Botswana is an incredible country and remains my favourite location for photography and wildlife watching. If you’re thinking about going, be sure to pick up a copy of the March issue of the magazine and give Sophie’s article a read.

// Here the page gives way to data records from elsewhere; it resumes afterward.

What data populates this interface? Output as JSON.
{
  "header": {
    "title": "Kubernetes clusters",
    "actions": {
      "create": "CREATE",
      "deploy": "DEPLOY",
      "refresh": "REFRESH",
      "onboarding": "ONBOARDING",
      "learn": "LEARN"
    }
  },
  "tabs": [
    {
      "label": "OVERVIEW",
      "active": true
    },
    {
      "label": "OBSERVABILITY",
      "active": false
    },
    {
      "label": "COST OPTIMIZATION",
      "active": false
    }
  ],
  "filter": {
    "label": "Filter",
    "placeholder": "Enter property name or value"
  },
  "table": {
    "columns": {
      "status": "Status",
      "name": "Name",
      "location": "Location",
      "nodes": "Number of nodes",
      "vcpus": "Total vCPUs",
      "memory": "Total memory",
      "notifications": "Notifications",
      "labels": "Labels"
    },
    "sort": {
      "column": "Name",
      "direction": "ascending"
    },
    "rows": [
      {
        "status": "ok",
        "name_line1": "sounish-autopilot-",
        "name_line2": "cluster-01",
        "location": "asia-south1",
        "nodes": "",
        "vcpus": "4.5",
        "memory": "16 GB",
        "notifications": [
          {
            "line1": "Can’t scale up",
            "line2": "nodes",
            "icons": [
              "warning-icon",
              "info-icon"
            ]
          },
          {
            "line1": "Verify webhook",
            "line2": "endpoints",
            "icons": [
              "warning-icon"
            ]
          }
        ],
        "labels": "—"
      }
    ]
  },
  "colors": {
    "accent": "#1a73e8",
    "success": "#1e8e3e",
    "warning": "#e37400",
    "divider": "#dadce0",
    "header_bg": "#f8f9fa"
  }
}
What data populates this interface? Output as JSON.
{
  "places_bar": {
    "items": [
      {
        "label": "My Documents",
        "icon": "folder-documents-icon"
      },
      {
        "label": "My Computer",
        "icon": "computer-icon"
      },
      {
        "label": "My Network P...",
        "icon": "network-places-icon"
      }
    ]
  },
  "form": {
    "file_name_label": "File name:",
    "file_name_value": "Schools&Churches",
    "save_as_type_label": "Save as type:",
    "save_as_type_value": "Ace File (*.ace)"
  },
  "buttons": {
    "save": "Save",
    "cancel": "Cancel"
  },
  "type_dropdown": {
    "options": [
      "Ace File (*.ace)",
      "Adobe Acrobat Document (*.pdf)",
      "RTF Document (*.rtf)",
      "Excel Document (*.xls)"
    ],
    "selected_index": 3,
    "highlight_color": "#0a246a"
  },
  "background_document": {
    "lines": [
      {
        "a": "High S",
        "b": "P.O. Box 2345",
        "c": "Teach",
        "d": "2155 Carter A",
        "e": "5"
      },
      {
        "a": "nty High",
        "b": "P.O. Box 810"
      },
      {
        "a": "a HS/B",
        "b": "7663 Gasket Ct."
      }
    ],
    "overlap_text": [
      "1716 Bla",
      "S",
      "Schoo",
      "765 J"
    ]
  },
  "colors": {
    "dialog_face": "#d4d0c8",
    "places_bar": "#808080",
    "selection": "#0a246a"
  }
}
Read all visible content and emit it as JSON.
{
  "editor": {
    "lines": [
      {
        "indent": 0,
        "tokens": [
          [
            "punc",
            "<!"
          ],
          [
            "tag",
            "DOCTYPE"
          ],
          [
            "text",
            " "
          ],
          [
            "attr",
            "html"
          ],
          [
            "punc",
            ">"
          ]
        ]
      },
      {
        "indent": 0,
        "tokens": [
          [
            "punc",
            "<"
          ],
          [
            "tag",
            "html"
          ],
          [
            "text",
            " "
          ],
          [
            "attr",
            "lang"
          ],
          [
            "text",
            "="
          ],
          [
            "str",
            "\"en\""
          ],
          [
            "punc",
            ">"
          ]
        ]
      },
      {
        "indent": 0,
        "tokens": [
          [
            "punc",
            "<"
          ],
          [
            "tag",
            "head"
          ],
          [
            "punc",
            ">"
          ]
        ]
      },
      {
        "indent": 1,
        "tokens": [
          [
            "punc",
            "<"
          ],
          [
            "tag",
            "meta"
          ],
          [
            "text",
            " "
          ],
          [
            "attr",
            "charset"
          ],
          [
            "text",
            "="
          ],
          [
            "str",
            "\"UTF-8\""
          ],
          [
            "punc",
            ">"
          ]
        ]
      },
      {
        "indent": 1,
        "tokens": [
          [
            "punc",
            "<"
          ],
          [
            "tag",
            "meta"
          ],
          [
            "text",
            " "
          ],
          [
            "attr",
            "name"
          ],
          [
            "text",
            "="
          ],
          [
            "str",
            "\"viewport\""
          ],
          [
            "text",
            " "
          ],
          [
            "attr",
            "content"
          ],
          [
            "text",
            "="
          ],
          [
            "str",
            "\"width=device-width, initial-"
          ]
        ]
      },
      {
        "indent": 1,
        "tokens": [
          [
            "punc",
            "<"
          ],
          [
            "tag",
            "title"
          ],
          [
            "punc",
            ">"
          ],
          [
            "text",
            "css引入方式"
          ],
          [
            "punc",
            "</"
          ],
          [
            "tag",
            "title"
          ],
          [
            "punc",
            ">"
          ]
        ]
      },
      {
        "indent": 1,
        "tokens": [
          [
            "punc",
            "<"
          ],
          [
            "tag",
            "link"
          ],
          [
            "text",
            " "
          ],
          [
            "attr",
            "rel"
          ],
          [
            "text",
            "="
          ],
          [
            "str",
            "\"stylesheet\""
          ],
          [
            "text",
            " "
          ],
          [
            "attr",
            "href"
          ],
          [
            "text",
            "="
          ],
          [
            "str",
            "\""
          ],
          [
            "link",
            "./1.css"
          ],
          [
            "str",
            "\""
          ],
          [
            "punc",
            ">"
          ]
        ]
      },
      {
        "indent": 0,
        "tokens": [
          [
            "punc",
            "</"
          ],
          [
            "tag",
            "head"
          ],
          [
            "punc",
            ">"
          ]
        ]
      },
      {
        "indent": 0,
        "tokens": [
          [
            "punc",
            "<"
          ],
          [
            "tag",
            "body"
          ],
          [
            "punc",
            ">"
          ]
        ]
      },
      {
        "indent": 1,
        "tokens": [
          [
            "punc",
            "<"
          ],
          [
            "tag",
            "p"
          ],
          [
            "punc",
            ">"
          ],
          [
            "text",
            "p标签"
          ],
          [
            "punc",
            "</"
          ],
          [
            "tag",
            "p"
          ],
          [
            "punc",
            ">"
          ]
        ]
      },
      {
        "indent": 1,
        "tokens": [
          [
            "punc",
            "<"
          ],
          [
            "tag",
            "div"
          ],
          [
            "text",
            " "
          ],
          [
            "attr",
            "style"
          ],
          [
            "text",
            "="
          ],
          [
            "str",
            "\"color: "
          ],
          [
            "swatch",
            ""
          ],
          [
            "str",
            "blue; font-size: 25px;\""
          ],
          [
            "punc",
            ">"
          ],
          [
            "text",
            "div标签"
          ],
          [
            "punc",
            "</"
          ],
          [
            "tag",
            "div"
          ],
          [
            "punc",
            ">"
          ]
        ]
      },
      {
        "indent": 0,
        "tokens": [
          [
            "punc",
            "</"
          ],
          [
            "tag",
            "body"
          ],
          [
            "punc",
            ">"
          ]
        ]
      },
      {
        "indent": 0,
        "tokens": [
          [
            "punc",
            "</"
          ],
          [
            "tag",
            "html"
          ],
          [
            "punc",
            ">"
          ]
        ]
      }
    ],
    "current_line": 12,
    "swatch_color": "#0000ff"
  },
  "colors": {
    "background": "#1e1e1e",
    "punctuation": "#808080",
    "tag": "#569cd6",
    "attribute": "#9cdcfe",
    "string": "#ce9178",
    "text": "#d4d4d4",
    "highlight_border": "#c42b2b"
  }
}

Also, keep an eye on my website for upcoming photography tours to Botswana.
A quick glance around you in the run up to new year’s eve is likely to reveal newspapers each featuring special ‘2012 in review’ supplements, a television set showing one panel show’s ‘special Christmas edition’ after another (probably all filmed sometime in August), websites showcasing their ‘pictures of the year’ and a host of blogs by photographers reviewing their achievements in the year gone by. I was tempted to wade in and join the nostalgic party but if I – someone who neither owns a television nor buys newspapers – feel somewhat overwhelmed then I’m guessing you could do without one more person jumping up and down shouting “look what I did, look what I did”, right?
I also figured that if you did come to this blog expecting a what-was-what in the world of Conservation Photojournalism in 2012, it would be a lot simpler for you to use one finger to just scroll your mouse down the page and pick out the highlights that I bothered to write at the time, thereby saving ten of my fingers the effort of revisiting old news.
In the midst of all this nostalgia, I’m really looking forward to 2013. The first few weeks of the year will be taken up with a plethora of competition submissions of various sizes and guises, the completion of my first ebook and the launch of a range of high quality photographic prints for sale via my website. In terms of destinations, I will be exploring new locations like the Galapagos Islands and returning to old favourites like the Highlands of Scotland. I also have the first of my new photo tours to Estonia in partnership with Remo Savisaar running in May. Finally, with my African wild dog book Underdogs now firmly on the shelves of shops or (hopefully) living rooms, I will be putting the finishing touches to the proposal for my new, dream project and hopefully doing the first recce trip later in the year. Stay tuned…2013 is going to be a great year!